Did you know that I spent Kindergarten through Eighth grades in a tiny Catholic school in NJ? It’s not something I talk about much because it’s not something I really like to remember, but when I received an email from Boston Sports Woman regarding an opportunity to be a brand ambassador for women’s fitness outfitter, Team 4all, my early school years were the first thing that came to mind.
Team 4all, starting with the name, is something I can get behind, and their Gain Power in 2011 campaign sounds it could be something I have written myself in past blog posts.
“Forget the crash diets, the fad eating trends and endless hours on a treadmill. We’re skipping the resolution to lose weight.

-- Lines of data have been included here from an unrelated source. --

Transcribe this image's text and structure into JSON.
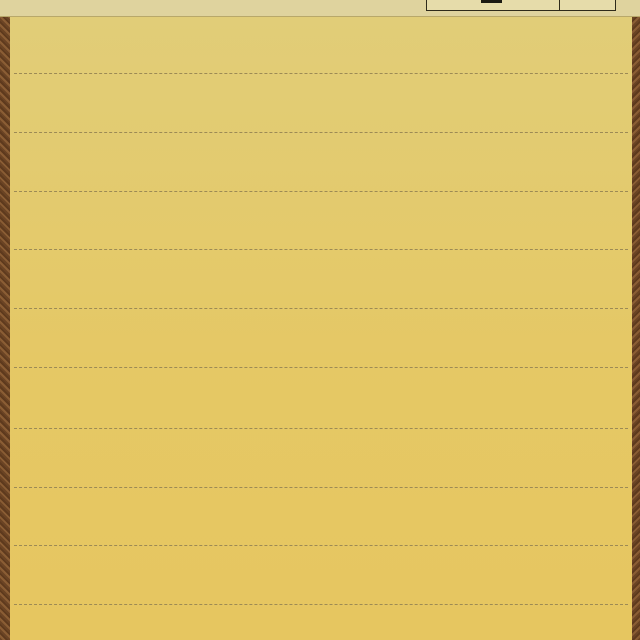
{
  "window": {
    "title": ""
  },
  "toolbar": {
    "buttons": [
      {
        "id": "main-button",
        "label": ""
      },
      {
        "id": "side-button",
        "label": ""
      }
    ]
  },
  "notepad": {
    "text": "",
    "lined": true,
    "line_style": "dashed",
    "paper_color": "#e5c865",
    "line_color": "#9c8a55",
    "frame_color": "#7a5230"
  }
}
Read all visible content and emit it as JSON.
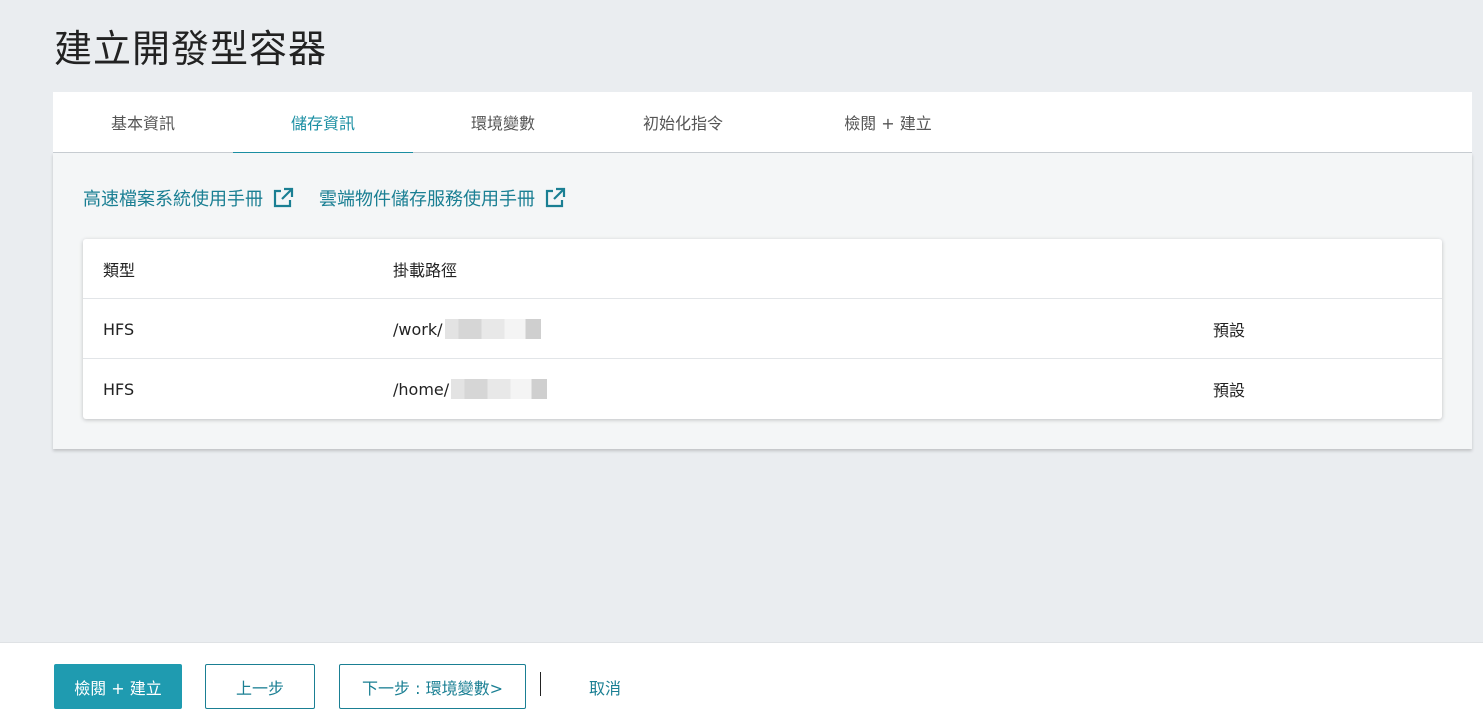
{
  "page": {
    "title": "建立開發型容器"
  },
  "tabs": [
    {
      "label": "基本資訊",
      "active": false
    },
    {
      "label": "儲存資訊",
      "active": true
    },
    {
      "label": "環境變數",
      "active": false
    },
    {
      "label": "初始化指令",
      "active": false
    },
    {
      "label": "檢閱 + 建立",
      "active": false
    }
  ],
  "links": {
    "hfs_manual": "高速檔案系統使用手冊",
    "object_storage_manual": "雲端物件儲存服務使用手冊"
  },
  "table": {
    "headers": {
      "type": "類型",
      "mount_path": "掛載路徑"
    },
    "rows": [
      {
        "type": "HFS",
        "mount_path": "/work/",
        "flag": "預設"
      },
      {
        "type": "HFS",
        "mount_path": "/home/",
        "flag": "預設"
      }
    ]
  },
  "footer": {
    "review_create": "檢閱 + 建立",
    "prev": "上一步",
    "next": "下一步 : 環境變數>",
    "cancel": "取消"
  },
  "colors": {
    "accent": "#1b8fa3",
    "primary_button": "#1f9bb0",
    "background": "#eaedf0"
  }
}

We’re going to improve our game, crush our opponents and still have time for a fun weekend. We want to gain power this year. Join everyone at 4all in our resolution to gain power in 2011!”
To enter the contest to become a brand ambassador, interested bloggers were asked to write a blog post based on the following prompt:
What or who inspired you to start a fitness/sports routine and how are you planning to gain power in the New Year?
That’s where Catholic school comes in. Without getting too into detail about this scarring experience, I will just share that the physical fitness program was absolutely atrocious when it came to girls and sports. It was everything every TV show gym class makes it out to be, awful uniforms, picking teams, bullying, general weekly mortification. Our physical education teacher was, I could recognize even at nine years old, a giant chauvinist (who also happened to be horribly out of shape; the only sport he did was beer can opening while watching sports, I am certain) always choosing boys to lead teams, cheering on the boys, and choosing rough “boy” sports like football and hockey. Those of us with less athletic ability were made fun of not just by fellow students, but by the teacher himself. And by those of us, I mean girls.
When I started at my public high school, I was inspired by a family friend to play field hockey, a sport she dominated in throughout her four years at the school. While field hockey was NOT for me, I relished in our weekly two mile runs, and where I was awful at hockey drills, I often was one of the first to come in during the “long” run. A desire to run more and a dislike for the field hockey program propelled several of us into winter track, then spring track, and the following fall, cross country.
Running became a part of my life when I was 14, and while we have had a love/hate relationship for many years, what inspires me most this year continues to be the 2010 Boston Marathon, and, more specifically, the hundreds of little girls I high-fived along the 26.2 mile route. No matter how tired I got, one of my goals during the marathon was to interact with the crowd, and the excitement on the faces of little girls from Hopkinton to Boylston Street was enough to make even the most exhausted runner beam with joy.
I was inspired in those moments because while maybe in many schools, boys’ sports still reign supreme, and we know that professionally the money is with the men’s teams, these little girls were witnessing thousands of women pushing their physical and emotional limits to complete an awesome race.
In the end, I know every step I take is for my own health, mental and physical, but during those long runs or on the days where it is too cold to go even to the gym, I think back to the girls along the marathon route and hope that they keep that day somewhere in their hearts the way that the runners do, maybe even some day drawing upon those memories to be fit and have fun at whatever activities they decide to try. I would love the opportunity to represent Team4all
I am also pretty inspired by the fact that the girl who was picked last for nearly every sport is about to run a fifth marathon.
Take that angry Catholic school gym teacher!